◆ **WHAT IS BEING ASKED**:
Look for "heading" in the records and copy every line that has it.

◆ **SOURCE INFORMATION**:
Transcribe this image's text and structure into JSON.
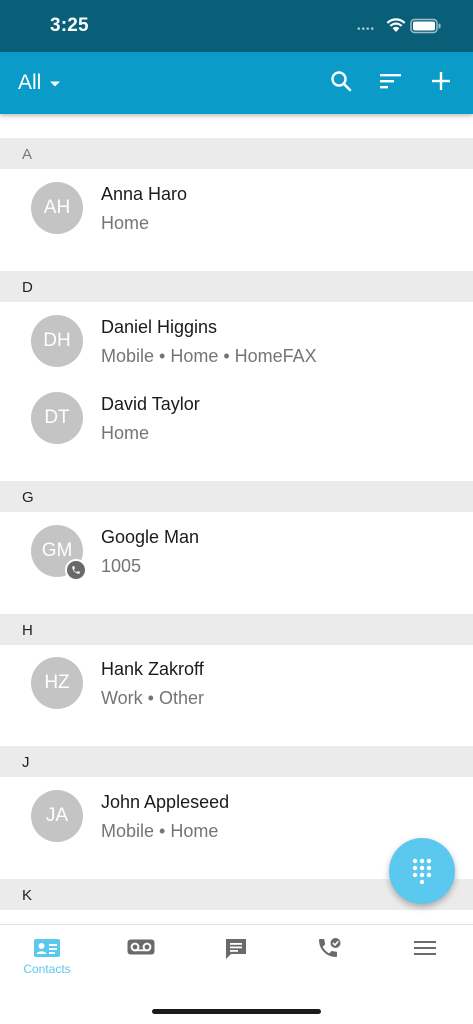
{
  "status_bar": {
    "time": "3:25"
  },
  "header": {
    "filter_label": "All",
    "icons": [
      "search-icon",
      "sort-icon",
      "add-icon"
    ]
  },
  "sections": [
    {
      "letter": "A",
      "contacts": [
        {
          "initials": "AH",
          "name": "Anna Haro",
          "detail": "Home"
        }
      ]
    },
    {
      "letter": "D",
      "contacts": [
        {
          "initials": "DH",
          "name": "Daniel Higgins",
          "detail": "Mobile • Home • HomeFAX"
        },
        {
          "initials": "DT",
          "name": "David Taylor",
          "detail": "Home"
        }
      ]
    },
    {
      "letter": "G",
      "contacts": [
        {
          "initials": "GM",
          "name": "Google Man",
          "detail": "1005",
          "badge": "phone-icon"
        }
      ]
    },
    {
      "letter": "H",
      "contacts": [
        {
          "initials": "HZ",
          "name": "Hank Zakroff",
          "detail": "Work • Other"
        }
      ]
    },
    {
      "letter": "J",
      "contacts": [
        {
          "initials": "JA",
          "name": "John Appleseed",
          "detail": "Mobile • Home"
        }
      ]
    },
    {
      "letter": "K",
      "contacts": []
    }
  ],
  "fab": {
    "icon": "dialpad-icon"
  },
  "bottom_nav": {
    "tabs": [
      {
        "label": "Contacts",
        "icon": "contacts-icon",
        "active": true
      },
      {
        "label": "",
        "icon": "voicemail-icon"
      },
      {
        "label": "",
        "icon": "chat-icon"
      },
      {
        "label": "",
        "icon": "call-history-icon"
      },
      {
        "label": "",
        "icon": "menu-icon"
      }
    ]
  },
  "colors": {
    "status_bar": "#0a5f78",
    "app_bar": "#0a9bc8",
    "accent": "#5bc8ef",
    "avatar": "#c4c4c4",
    "section_header": "#ebebeb"
  }
}
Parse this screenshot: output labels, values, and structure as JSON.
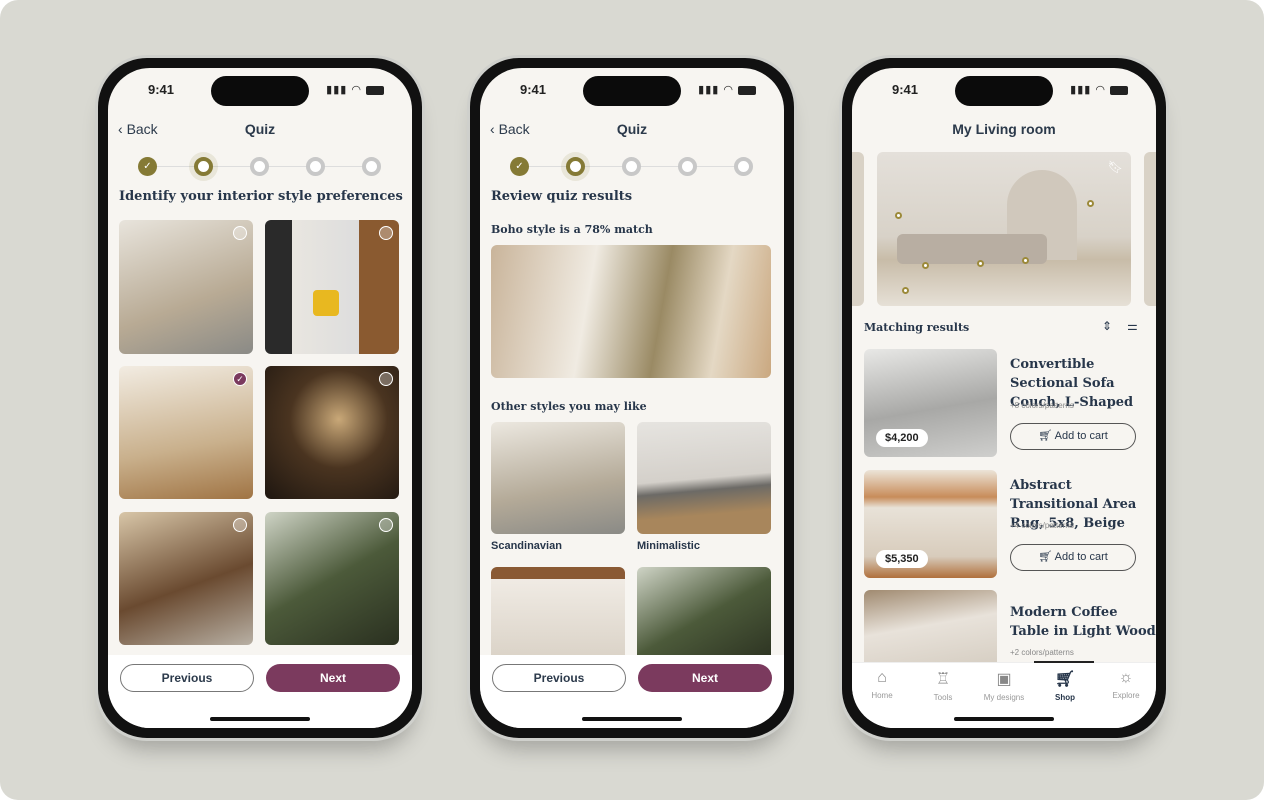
{
  "status": {
    "time": "9:41",
    "signal": "signal-icon",
    "wifi": "wifi-icon",
    "battery": "battery-icon"
  },
  "phone1": {
    "back": "Back",
    "title": "Quiz",
    "steps": [
      "done",
      "current",
      "todo",
      "todo",
      "todo"
    ],
    "heading": "Identify your interior style preferences",
    "images": [
      {
        "selected": false
      },
      {
        "selected": false
      },
      {
        "selected": true
      },
      {
        "selected": false
      },
      {
        "selected": false
      },
      {
        "selected": false
      }
    ],
    "previous": "Previous",
    "next": "Next"
  },
  "phone2": {
    "back": "Back",
    "title": "Quiz",
    "steps": [
      "done",
      "current",
      "todo",
      "todo",
      "todo"
    ],
    "heading": "Review quiz results",
    "match": "Boho style is a 78% match",
    "other": "Other styles you may like",
    "styles": [
      "Scandinavian",
      "Minimalistic"
    ],
    "previous": "Previous",
    "next": "Next"
  },
  "phone3": {
    "title": "My Living room",
    "matching": "Matching results",
    "products": [
      {
        "title": "Convertible Sectional Sofa Couch, L-Shaped",
        "sub": "+8 colors/patterns",
        "price": "$4,200",
        "cta": "Add to cart"
      },
      {
        "title": "Abstract Transitional Area Rug, 5x8, Beige",
        "sub": "+4 colors/patterns",
        "price": "$5,350",
        "cta": "Add to cart"
      },
      {
        "title": "Modern Coffee Table in Light Wood",
        "sub": "+2 colors/patterns"
      }
    ],
    "tabs": [
      {
        "label": "Home",
        "icon": "home-icon"
      },
      {
        "label": "Tools",
        "icon": "brush-icon"
      },
      {
        "label": "My designs",
        "icon": "image-icon"
      },
      {
        "label": "Shop",
        "icon": "cart-icon",
        "active": true
      },
      {
        "label": "Explore",
        "icon": "bulb-icon"
      }
    ]
  },
  "colors": {
    "accent": "#7b3a5e",
    "progress": "#857a35",
    "text": "#27364a"
  }
}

◆ **ANSWER BELOW**:
    "heading": "Identify your interior style preferences",
    "heading": "Review quiz results",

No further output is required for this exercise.